74. Security of networks in critical national infrastructure objects should remain a key priority. Technical solutions being examined in this regard include the introduction of high fidelity sensors to monitor intrusion activity on networks, and the strengthening of fault tolerance techniques.95 However, for a truly comprehensive cyber approach to infrastructure resilience, technological solutions alone will not suffice. A collaborative approach between citizens/systems users, businesses, law enforcement agencies and civil institutions will provide the best cyber security for these objects.96
75. The Rapporteur also suggests that NATO considers applying common funding procedures for procurement of some critical cyber defence capabilities for its member states. The Alliance and its nations should also redouble their efforts to invest in human capital, because currently the Western nations are widely believed to be losing their advantage in cyberspace in terms of numbers of cyber experts and qualified personnel.
76. Other practical measures should include reviewing our policies in terms of critical information that is to be stored online. The “Cablegate” revealed some documents that date back to 1966. Nigel Inkster, a prominent British expert, says that this “suggests an excess of zeal among those tasked to place State Department data on SIPRNet, since these cannot be relevant to today's operational requirements.” It is also necessary to review the operating systems of critical national infrastructure with a view to limiting their unnecessary exposure to online connections. Furthermore, new safeguard mechanisms must be put in place to prevent unauthorised downloading of sensitive data to digital storage devices. Procedures for vetting relevant personnel should also be revisited.
77. That said, the Rapporteur wishes to emphasise that all necessary security measures should not cross the line where they would violate the fundamental principles and values cherished by the nations of the Euro-Atlantic community. It is also important for our national security interests: since the cyber domain is to a large extent governed by the people, it is important to win the moral support of the majority of the virtual community. In order to prevent abuse by the governments, stricter security rules should be accompanied by measures ensuring democratic oversight. For instance, the United States announced recently the establishment of the Privacy and Civil Liberties Oversight Board (PCLOB) to ensure that privacy and civil liberties are protected.97
78. Last but not least, the Rapporteur would like to underline the role of parliamentarians not only in terms of issuing relevant legislation, but also in communicating with a public that is often insufficiently informed about the scope of opportunities and risks posed by the Information Age.
Types of Malware
Creates a “back door” into a computer, which can be obtained via the Internet from anywhere around the world. It can delete, steal or monitor data on someone else’s computer. It can also turn the computer into a “zombie” and use it to hide the real perpetrator’s identity and cause further damage to other systems. 98
Monitors and keeps track of keystrokes on a computer usually without the user being aware of it. The information can be saved to a file and sent to another computer. Acquiring private data such as usernames and passwords are usually the key targets of the programme.

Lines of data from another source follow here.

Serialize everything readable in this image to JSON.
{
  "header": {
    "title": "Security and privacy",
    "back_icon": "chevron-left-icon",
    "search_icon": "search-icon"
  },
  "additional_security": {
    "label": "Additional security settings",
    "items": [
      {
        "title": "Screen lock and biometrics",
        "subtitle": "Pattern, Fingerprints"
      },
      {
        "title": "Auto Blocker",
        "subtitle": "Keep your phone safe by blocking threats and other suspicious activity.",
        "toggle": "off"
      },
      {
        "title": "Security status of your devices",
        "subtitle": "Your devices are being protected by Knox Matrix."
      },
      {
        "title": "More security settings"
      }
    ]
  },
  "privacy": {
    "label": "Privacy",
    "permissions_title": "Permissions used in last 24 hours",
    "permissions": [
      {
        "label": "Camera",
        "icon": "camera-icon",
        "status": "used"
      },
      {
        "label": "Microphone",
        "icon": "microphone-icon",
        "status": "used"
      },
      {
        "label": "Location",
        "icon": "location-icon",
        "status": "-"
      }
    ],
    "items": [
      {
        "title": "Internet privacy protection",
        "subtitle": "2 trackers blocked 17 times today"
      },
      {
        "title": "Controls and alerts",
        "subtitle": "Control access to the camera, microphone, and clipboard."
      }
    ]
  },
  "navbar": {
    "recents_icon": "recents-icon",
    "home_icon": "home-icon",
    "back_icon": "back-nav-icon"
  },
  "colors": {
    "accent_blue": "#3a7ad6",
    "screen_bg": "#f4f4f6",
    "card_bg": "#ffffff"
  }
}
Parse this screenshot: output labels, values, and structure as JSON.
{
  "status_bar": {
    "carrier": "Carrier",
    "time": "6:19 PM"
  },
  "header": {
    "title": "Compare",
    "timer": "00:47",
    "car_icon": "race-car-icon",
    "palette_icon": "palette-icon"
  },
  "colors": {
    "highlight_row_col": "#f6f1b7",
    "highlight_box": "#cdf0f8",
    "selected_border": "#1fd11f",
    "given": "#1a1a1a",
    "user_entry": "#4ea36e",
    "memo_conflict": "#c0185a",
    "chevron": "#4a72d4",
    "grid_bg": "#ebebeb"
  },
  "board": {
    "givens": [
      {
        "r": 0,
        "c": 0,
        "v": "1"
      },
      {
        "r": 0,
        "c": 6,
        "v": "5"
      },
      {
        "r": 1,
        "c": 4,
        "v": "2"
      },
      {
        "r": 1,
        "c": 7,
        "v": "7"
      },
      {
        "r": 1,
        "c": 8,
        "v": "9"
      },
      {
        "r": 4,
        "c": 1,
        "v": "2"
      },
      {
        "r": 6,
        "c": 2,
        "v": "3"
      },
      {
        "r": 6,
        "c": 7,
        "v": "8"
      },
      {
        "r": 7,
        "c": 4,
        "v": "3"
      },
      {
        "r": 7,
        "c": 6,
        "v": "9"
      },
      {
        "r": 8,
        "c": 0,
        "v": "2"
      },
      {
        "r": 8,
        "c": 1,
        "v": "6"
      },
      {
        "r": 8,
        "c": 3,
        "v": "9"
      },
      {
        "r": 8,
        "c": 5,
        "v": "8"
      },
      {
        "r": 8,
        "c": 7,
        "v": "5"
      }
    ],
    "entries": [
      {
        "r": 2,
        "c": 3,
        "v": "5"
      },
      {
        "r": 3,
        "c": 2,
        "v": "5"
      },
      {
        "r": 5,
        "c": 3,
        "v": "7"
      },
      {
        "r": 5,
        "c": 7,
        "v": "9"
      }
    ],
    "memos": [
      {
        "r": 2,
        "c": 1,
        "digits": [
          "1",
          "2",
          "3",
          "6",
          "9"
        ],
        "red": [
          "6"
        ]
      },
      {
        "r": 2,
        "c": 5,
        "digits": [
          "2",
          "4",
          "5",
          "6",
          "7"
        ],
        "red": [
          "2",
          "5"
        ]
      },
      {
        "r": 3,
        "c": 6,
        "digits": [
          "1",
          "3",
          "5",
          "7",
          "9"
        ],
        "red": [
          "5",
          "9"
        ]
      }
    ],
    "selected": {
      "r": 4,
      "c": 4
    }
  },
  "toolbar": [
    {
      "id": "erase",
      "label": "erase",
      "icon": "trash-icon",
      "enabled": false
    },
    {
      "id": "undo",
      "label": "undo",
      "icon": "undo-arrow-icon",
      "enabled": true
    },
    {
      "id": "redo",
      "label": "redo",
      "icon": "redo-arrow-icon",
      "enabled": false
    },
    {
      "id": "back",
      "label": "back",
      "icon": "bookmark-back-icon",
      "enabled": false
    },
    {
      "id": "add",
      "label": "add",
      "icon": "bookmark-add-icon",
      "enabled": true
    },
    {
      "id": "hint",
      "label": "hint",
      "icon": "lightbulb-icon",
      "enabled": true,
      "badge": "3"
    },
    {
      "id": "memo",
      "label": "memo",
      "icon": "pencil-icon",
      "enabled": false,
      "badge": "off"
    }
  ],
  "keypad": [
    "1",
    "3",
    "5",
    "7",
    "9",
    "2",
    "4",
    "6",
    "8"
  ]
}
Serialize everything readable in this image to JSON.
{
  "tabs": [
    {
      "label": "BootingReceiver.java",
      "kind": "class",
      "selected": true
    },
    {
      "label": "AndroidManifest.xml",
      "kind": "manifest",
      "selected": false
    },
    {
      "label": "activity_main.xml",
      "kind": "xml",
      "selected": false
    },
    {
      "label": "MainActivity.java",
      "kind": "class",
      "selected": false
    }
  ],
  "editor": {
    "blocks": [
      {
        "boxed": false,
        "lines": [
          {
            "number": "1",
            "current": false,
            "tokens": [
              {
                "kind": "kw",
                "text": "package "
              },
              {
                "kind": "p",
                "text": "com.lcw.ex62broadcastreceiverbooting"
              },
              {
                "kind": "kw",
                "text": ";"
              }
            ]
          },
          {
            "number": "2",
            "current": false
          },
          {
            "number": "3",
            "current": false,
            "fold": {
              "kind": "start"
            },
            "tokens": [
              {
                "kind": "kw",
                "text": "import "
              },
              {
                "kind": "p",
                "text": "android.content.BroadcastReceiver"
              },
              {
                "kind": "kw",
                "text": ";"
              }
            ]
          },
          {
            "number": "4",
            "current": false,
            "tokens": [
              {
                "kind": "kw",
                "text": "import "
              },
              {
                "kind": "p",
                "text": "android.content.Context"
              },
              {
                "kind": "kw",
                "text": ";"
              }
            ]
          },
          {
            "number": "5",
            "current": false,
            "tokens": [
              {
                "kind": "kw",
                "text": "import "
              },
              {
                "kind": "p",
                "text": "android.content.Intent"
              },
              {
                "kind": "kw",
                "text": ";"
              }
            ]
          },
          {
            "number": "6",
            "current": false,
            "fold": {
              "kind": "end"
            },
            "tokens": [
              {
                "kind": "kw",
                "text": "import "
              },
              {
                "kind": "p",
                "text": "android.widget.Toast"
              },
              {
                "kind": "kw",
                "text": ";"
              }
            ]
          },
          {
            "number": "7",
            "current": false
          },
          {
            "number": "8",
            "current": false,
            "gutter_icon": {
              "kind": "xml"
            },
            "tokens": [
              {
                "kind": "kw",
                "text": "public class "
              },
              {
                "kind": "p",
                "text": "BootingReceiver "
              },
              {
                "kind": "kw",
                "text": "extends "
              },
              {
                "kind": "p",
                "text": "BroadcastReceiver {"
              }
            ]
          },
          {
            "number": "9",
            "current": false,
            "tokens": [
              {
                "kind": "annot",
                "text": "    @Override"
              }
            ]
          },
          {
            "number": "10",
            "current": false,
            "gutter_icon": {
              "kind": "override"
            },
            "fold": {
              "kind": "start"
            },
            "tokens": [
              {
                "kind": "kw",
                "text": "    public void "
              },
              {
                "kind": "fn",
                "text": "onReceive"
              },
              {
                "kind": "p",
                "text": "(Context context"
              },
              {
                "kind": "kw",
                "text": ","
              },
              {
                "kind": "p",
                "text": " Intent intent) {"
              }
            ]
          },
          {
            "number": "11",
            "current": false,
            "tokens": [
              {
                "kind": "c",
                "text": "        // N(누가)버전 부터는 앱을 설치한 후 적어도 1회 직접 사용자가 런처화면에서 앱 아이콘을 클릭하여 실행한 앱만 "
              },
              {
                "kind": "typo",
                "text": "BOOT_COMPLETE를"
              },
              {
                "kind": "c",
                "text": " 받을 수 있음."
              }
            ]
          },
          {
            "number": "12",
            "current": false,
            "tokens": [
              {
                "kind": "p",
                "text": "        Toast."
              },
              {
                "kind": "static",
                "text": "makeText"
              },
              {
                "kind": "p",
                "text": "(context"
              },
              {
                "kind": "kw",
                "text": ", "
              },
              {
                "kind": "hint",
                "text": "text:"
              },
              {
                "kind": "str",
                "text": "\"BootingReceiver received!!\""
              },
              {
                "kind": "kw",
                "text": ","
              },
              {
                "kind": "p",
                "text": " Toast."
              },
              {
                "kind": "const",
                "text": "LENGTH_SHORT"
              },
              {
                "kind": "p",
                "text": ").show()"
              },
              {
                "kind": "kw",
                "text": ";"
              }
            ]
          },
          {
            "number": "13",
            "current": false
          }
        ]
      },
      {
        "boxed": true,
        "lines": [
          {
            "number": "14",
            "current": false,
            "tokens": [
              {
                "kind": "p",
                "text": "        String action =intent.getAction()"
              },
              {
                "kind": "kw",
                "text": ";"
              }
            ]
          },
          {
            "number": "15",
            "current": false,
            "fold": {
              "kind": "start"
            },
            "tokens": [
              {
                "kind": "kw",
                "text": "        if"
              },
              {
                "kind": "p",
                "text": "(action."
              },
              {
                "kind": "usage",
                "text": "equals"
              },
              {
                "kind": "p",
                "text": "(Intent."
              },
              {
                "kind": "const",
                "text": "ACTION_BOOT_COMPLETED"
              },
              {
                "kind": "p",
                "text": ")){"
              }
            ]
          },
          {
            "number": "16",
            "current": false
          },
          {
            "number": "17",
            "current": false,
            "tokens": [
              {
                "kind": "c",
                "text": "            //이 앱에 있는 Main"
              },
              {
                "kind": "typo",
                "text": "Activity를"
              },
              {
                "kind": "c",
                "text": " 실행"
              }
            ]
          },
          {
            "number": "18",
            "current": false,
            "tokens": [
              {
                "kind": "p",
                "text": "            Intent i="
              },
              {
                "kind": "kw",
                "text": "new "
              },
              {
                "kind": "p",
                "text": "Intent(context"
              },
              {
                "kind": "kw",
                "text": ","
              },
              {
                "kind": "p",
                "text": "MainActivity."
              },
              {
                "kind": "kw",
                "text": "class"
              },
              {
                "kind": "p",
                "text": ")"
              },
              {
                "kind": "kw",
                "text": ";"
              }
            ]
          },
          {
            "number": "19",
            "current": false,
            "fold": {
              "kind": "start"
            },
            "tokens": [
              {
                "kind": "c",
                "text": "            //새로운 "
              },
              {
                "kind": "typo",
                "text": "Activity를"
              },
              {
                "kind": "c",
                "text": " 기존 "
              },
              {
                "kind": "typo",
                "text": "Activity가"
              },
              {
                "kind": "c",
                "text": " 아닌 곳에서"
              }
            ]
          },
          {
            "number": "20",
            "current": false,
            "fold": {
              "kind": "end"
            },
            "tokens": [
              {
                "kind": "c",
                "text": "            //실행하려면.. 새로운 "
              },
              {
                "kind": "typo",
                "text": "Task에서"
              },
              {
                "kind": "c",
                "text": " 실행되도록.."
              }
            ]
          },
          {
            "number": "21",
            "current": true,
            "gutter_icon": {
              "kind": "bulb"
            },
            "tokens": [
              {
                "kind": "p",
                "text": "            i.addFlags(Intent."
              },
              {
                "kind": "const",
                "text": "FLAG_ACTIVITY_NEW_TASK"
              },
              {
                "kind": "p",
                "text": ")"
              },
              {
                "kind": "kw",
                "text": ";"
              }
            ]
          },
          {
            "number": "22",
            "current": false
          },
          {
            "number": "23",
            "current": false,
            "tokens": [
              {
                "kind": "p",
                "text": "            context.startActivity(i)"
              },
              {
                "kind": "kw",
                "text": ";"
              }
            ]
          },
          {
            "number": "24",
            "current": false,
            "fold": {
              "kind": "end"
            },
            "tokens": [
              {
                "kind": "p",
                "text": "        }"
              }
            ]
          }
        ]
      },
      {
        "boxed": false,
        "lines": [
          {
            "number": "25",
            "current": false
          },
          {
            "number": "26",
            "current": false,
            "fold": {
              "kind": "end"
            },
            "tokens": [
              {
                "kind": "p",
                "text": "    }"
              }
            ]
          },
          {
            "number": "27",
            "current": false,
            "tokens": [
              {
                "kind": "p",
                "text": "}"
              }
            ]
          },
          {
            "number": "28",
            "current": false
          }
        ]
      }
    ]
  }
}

Infects files when they are opened or being run and is capable of selfreplication. It often manifests itself as a logic bomb or a Trojan. Viruses are difficult to track and can spread very quickly. In 2000 the ILOVEYOU virus caused damage of approximately US$10 million.